After the show we sat outside on the terrace with the rest of the team having drinks while the hotel set up dinner. And what a dinner. Inside were numerous “stalls”, set up with different types of foods, from soups, risottos, cheese, breads, sushis etc. It was a feast’s worth and yet the staff continued to come out carrying plates of canapes and smaller dishes for us, before bringing out a table full of deserts.
After eating far too much, we realised it was almost 9pm and time for the phone call. We went upstairs where the laptop had been set up with a projector, entered the code and found ourselves on a video call with Kilian Jornet.
For those who do not know, Kilian Jornet is a Salomon athlete and generally considered by, well by everyone really, to be the greatest ultra runner of all time. We had a rather surprised question and answer session, with a few technical difficulties with the connection, before dialling off and heading for bed.
Day 2 was done and the event had yet again lived up to its name – Unexpected.
Day 3 – Sunday
The instruction was to meet for breakfast at 5:30am, ready for a 6am departure. At 5:30 we were at the breakfast table, coffee in hand and shortly thereafter back in the mini vans, wondering where we were off to now.
About an hour’s drive later, back in the general direction of Barcelona, and we all disembarked on the outskirts of a town, down by the river. It had been raining when we left the hotel but the weather had cleared and, looking around, it looked as if we were going to run along the river and then perhaps over into the hills which rose not far away.
Off we went, running along the river bank until we came to an area of allotments. The dirt track around the allotments formed a kind of oval race track and we were lead around it for a lap. Then another. And another. And another.
It felt slightly like it was a test, seeing who would protest first. Having run a 50km ultra around a 400m race track previously, I was actually rather enjoying it. At the end of I think the 5th lap the Salomon team peeled off and told us to run on ahead over a grassy bank.
We did so and, coming over the top of the bank, we were met with four hot air balloons being inflated. Our running for the weekend was done – air trip time over Catalonia!
There’s probably not too much that can be said about the hot air balloon trip, as the pictures speak better.
None of us had ever been in a hot air balloon before. It was remarkably quiet (except when the flames were going), remarkably smooth and not really cold at all despite the height.
The views were, predictably, amazing. After an absolutely fantastic trip we started to descend, landing in a field just as the vans turned into the field.
We helped to pack up the balloon canvas before the air balloon crew cracked open the champagne and biscuits.
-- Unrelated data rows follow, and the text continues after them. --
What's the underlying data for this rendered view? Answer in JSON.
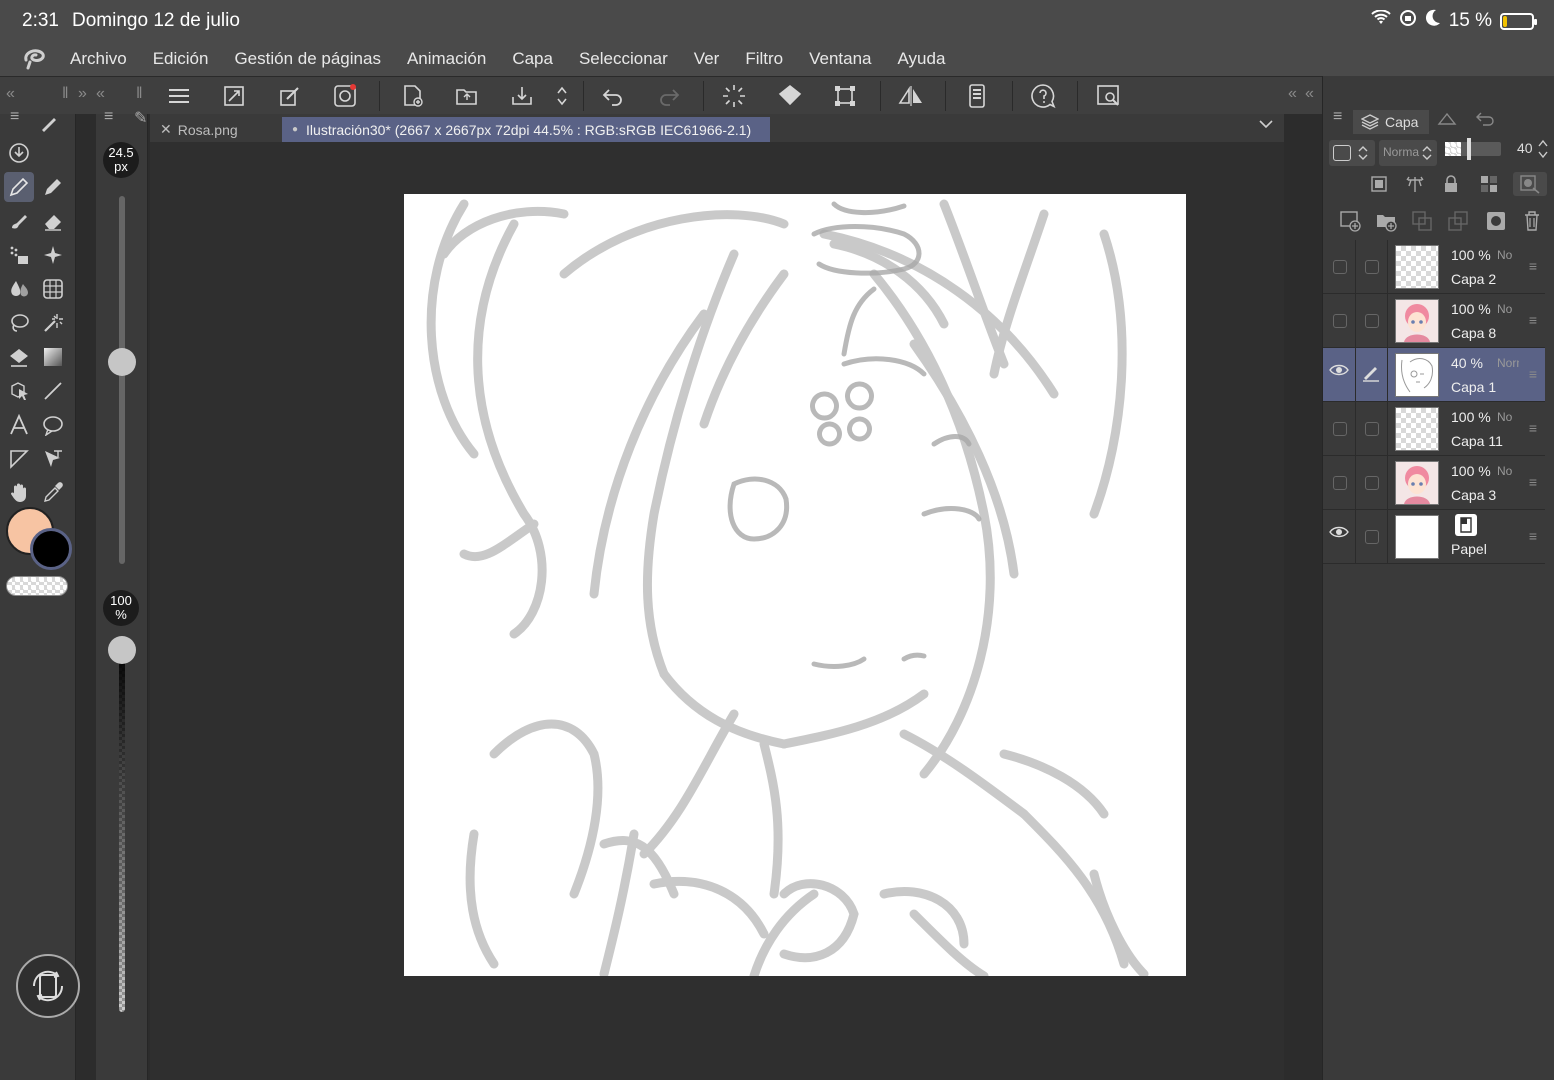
{
  "status_bar": {
    "time": "2:31",
    "date": "Domingo 12 de julio",
    "battery_text": "15 %",
    "battery_level": 0.15
  },
  "menu": {
    "items": [
      "Archivo",
      "Edición",
      "Gestión de páginas",
      "Animación",
      "Capa",
      "Seleccionar",
      "Ver",
      "Filtro",
      "Ventana",
      "Ayuda"
    ]
  },
  "brush": {
    "size_value": "24.5",
    "size_unit": "px",
    "opacity_value": "100",
    "opacity_unit": "%",
    "size_level": 0.55,
    "opacity_level": 1.0
  },
  "colors": {
    "main": "#f7c4a3",
    "sub": "#000000"
  },
  "tabs": [
    {
      "label": "Rosa.png",
      "active": false
    },
    {
      "label": "Ilustración30* (2667 x 2667px 72dpi 44.5% : RGB:sRGB IEC61966-2.1)",
      "active": true
    }
  ],
  "layer_panel": {
    "tab_label": "Capa",
    "blend_mode": "Norma",
    "opacity": "40",
    "layers": [
      {
        "opacity": "100 %",
        "mode": "No",
        "name": "Capa 2",
        "visible": false,
        "selected": false,
        "thumb": "checker"
      },
      {
        "opacity": "100 %",
        "mode": "No",
        "name": "Capa 8",
        "visible": false,
        "selected": false,
        "thumb": "art"
      },
      {
        "opacity": "40 %",
        "mode": "Norm",
        "name": "Capa 1",
        "visible": true,
        "selected": true,
        "thumb": "sketch"
      },
      {
        "opacity": "100 %",
        "mode": "No",
        "name": "Capa 11",
        "visible": false,
        "selected": false,
        "thumb": "checker"
      },
      {
        "opacity": "100 %",
        "mode": "No",
        "name": "Capa 3",
        "visible": false,
        "selected": false,
        "thumb": "art"
      },
      {
        "opacity": "",
        "mode": "",
        "name": "Papel",
        "visible": true,
        "selected": false,
        "thumb": "paper"
      }
    ]
  }
}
And then we were almost done. Back into the vans, a further drive towards Barcelona and stopping one final time, this time at a lake with Montserrat looming in the background. Unexpectedly, there was a 10km race going on at the time and I think the organisers and the participants were somewhat confused at a group of people turning up in full Salomon kit with cameras and video cameras, cheering them over the finish line.
We shared some snacks and drinks, with the lake in the background, before the first group moved off to the airport and the second group shortly thereafter. Arriving at the airport we said our farewells and then I was off through check-in security, back to the cold of London and life as normal.
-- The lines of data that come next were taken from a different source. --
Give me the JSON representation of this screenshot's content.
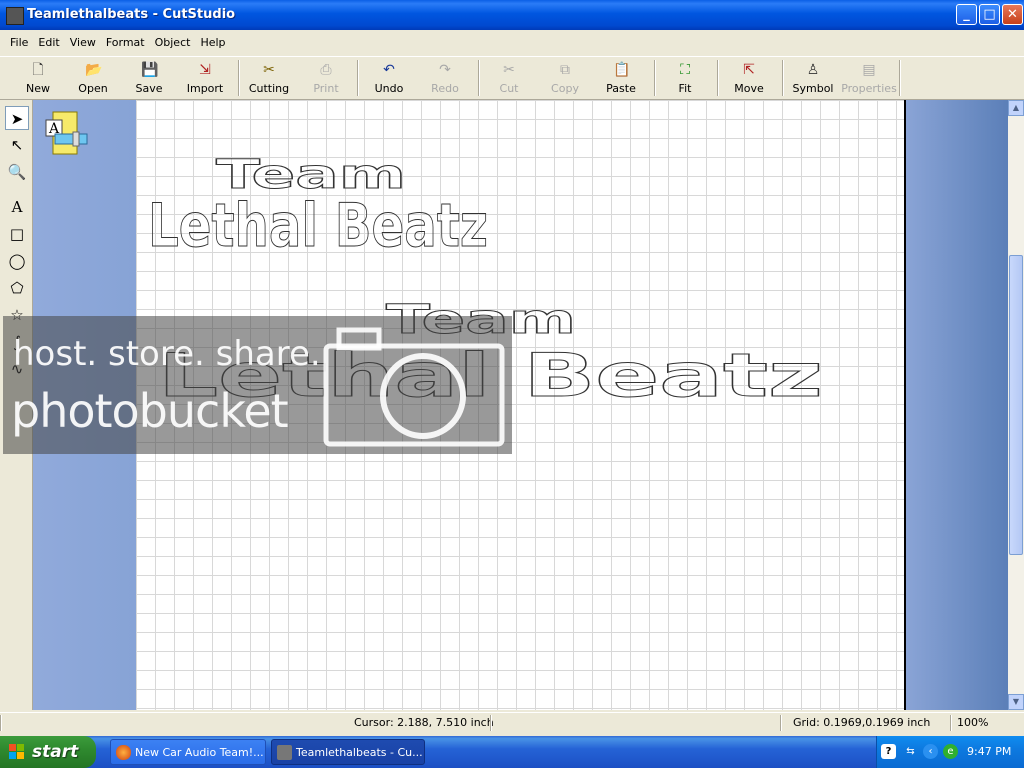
{
  "window": {
    "title": "Teamlethalbeats - CutStudio",
    "controls": {
      "minimize": "_",
      "maximize": "□",
      "close": "✕"
    }
  },
  "menu": [
    "File",
    "Edit",
    "View",
    "Format",
    "Object",
    "Help"
  ],
  "toolbar": [
    {
      "label": "New",
      "icon": "new-file-icon",
      "enabled": true
    },
    {
      "label": "Open",
      "icon": "open-folder-icon",
      "enabled": true
    },
    {
      "label": "Save",
      "icon": "save-disk-icon",
      "enabled": true
    },
    {
      "label": "Import",
      "icon": "import-icon",
      "enabled": true
    },
    {
      "label": "Cutting",
      "icon": "cutter-icon",
      "enabled": true
    },
    {
      "label": "Print",
      "icon": "printer-icon",
      "enabled": false
    },
    {
      "label": "Undo",
      "icon": "undo-icon",
      "enabled": true
    },
    {
      "label": "Redo",
      "icon": "redo-icon",
      "enabled": false
    },
    {
      "label": "Cut",
      "icon": "scissors-icon",
      "enabled": false
    },
    {
      "label": "Copy",
      "icon": "copy-icon",
      "enabled": false
    },
    {
      "label": "Paste",
      "icon": "paste-icon",
      "enabled": true
    },
    {
      "label": "Fit",
      "icon": "fit-icon",
      "enabled": true
    },
    {
      "label": "Move",
      "icon": "move-icon",
      "enabled": true
    },
    {
      "label": "Symbol",
      "icon": "symbol-icon",
      "enabled": true
    },
    {
      "label": "Properties",
      "icon": "properties-icon",
      "enabled": false
    }
  ],
  "left_tools": [
    "select-arrow-icon",
    "node-edit-icon",
    "zoom-icon",
    "text-icon",
    "rectangle-icon",
    "ellipse-icon",
    "polygon-icon",
    "star-icon",
    "bezier-icon",
    "freehand-icon"
  ],
  "canvas": {
    "artwork": [
      {
        "line1": "Team",
        "line2": "Lethal Beatz"
      },
      {
        "line1": "Team",
        "line2": "Lethal Beatz"
      }
    ]
  },
  "watermark": {
    "line1": "host. store. share.",
    "line2": "photobucket"
  },
  "status": {
    "cursor": "Cursor: 2.188, 7.510 inch",
    "grid": "Grid: 0.1969,0.1969 inch",
    "zoom": "100%"
  },
  "taskbar": {
    "start_label": "start",
    "tasks": [
      {
        "label": "New Car Audio Team!...",
        "active": false
      },
      {
        "label": "Teamlethalbeats - Cu...",
        "active": true
      }
    ],
    "clock": "9:47 PM"
  }
}
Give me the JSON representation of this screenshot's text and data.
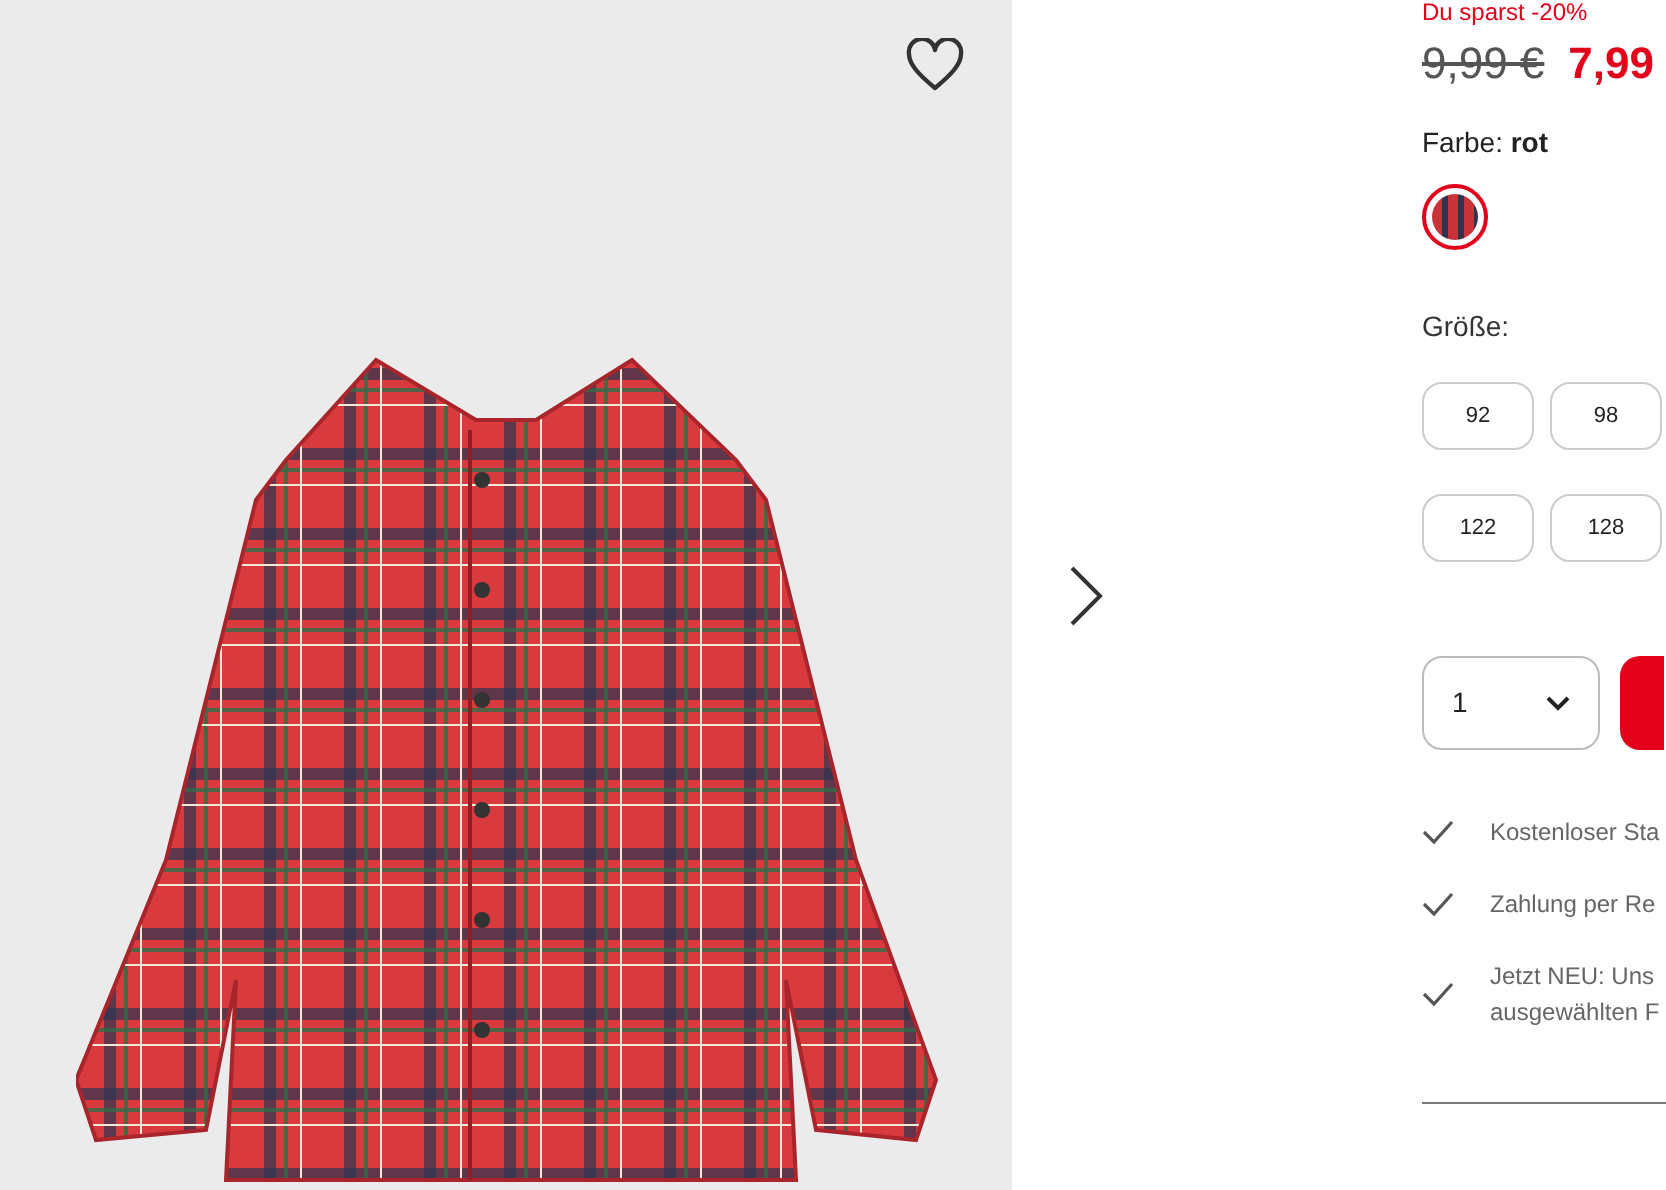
{
  "product_image": {
    "favorite": false
  },
  "price": {
    "discount_note": "Du sparst -20%",
    "old_price": "9,99 €",
    "new_price": "7,99"
  },
  "color": {
    "label": "Farbe:",
    "value": "rot",
    "swatches": [
      {
        "selected": true
      }
    ]
  },
  "size": {
    "label": "Größe:",
    "options": [
      {
        "label": "92",
        "selected": false
      },
      {
        "label": "98",
        "selected": false
      },
      {
        "label": "122",
        "selected": false
      },
      {
        "label": "128",
        "selected": false
      }
    ]
  },
  "quantity": {
    "value": "1"
  },
  "benefits": [
    {
      "lines": [
        "Kostenloser Sta"
      ]
    },
    {
      "lines": [
        "Zahlung per Re"
      ]
    },
    {
      "lines": [
        "Jetzt NEU: Uns",
        "ausgewählten F"
      ]
    }
  ]
}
It’s genuinely difficult to do justice to the weekend – it still feels incredibly surreal. Massive massive thanks to Salomon Running, Lymbus and everyone else that made it happen. I’m incredibly grateful.
Likewise to Remy, Hannah, Rosa, Christophe, Michael and Hakon. It was a pleasure and the company made the weekend as much as anything else.
It’s a weekend I will never forget and whats more, totally Unexpected.